*** Block opens ***

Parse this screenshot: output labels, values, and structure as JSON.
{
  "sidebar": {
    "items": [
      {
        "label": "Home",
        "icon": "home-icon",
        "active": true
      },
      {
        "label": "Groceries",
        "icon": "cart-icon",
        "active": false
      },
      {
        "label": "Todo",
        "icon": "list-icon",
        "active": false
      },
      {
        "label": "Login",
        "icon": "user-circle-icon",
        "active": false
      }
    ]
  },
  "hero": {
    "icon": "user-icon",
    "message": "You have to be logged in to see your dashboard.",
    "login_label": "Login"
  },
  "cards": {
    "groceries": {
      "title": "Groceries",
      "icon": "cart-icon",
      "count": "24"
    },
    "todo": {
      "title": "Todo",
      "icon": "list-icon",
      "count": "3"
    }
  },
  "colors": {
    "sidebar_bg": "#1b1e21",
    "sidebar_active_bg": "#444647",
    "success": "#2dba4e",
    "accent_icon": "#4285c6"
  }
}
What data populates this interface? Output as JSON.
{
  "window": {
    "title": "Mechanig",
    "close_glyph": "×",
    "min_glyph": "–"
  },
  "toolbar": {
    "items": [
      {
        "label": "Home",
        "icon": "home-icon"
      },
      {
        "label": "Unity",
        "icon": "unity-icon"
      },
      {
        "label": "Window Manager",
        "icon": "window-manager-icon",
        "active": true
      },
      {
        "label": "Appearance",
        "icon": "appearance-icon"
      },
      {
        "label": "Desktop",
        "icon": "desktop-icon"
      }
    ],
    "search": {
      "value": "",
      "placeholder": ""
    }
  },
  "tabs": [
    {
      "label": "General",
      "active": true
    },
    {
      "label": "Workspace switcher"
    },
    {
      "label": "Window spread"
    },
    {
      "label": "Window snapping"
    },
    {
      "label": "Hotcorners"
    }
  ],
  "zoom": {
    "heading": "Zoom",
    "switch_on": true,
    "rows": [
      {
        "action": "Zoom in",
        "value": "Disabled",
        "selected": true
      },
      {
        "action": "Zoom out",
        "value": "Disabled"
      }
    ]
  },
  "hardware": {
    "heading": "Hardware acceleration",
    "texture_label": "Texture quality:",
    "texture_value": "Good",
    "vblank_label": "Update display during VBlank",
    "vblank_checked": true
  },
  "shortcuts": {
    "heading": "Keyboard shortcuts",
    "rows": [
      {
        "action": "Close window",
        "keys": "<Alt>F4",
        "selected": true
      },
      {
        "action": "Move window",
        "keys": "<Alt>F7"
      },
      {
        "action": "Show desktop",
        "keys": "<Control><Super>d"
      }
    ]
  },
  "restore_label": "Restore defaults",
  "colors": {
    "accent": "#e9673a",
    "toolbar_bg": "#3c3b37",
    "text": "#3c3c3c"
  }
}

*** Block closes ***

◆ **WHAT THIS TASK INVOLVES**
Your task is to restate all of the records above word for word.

◆ **EXERCISE OUTPUT**
Parse this screenshot: output labels, values, and structure as JSON.
{
  "sidebar": {
    "items": [
      {
        "label": "Home",
        "icon": "home-icon",
        "active": true
      },
      {
        "label": "Groceries",
        "icon": "cart-icon",
        "active": false
      },
      {
        "label": "Todo",
        "icon": "list-icon",
        "active": false
      },
      {
        "label": "Login",
        "icon": "user-circle-icon",
        "active": false
      }
    ]
  },
  "hero": {
    "icon": "user-icon",
    "message": "You have to be logged in to see your dashboard.",
    "login_label": "Login"
  },
  "cards": {
    "groceries": {
      "title": "Groceries",
      "icon": "cart-icon",
      "count": "24"
    },
    "todo": {
      "title": "Todo",
      "icon": "list-icon",
      "count": "3"
    }
  },
  "colors": {
    "sidebar_bg": "#1b1e21",
    "sidebar_active_bg": "#444647",
    "success": "#2dba4e",
    "accent_icon": "#4285c6"
  }
}
What data populates this interface? Output as JSON.
{
  "window": {
    "title": "Mechanig",
    "close_glyph": "×",
    "min_glyph": "–"
  },
  "toolbar": {
    "items": [
      {
        "label": "Home",
        "icon": "home-icon"
      },
      {
        "label": "Unity",
        "icon": "unity-icon"
      },
      {
        "label": "Window Manager",
        "icon": "window-manager-icon",
        "active": true
      },
      {
        "label": "Appearance",
        "icon": "appearance-icon"
      },
      {
        "label": "Desktop",
        "icon": "desktop-icon"
      }
    ],
    "search": {
      "value": "",
      "placeholder": ""
    }
  },
  "tabs": [
    {
      "label": "General",
      "active": true
    },
    {
      "label": "Workspace switcher"
    },
    {
      "label": "Window spread"
    },
    {
      "label": "Window snapping"
    },
    {
      "label": "Hotcorners"
    }
  ],
  "zoom": {
    "heading": "Zoom",
    "switch_on": true,
    "rows": [
      {
        "action": "Zoom in",
        "value": "Disabled",
        "selected": true
      },
      {
        "action": "Zoom out",
        "value": "Disabled"
      }
    ]
  },
  "hardware": {
    "heading": "Hardware acceleration",
    "texture_label": "Texture quality:",
    "texture_value": "Good",
    "vblank_label": "Update display during VBlank",
    "vblank_checked": true
  },
  "shortcuts": {
    "heading": "Keyboard shortcuts",
    "rows": [
      {
        "action": "Close window",
        "keys": "<Alt>F4",
        "selected": true
      },
      {
        "action": "Move window",
        "keys": "<Alt>F7"
      },
      {
        "action": "Show desktop",
        "keys": "<Control><Super>d"
      }
    ]
  },
  "restore_label": "Restore defaults",
  "colors": {
    "accent": "#e9673a",
    "toolbar_bg": "#3c3b37",
    "text": "#3c3c3c"
  }
}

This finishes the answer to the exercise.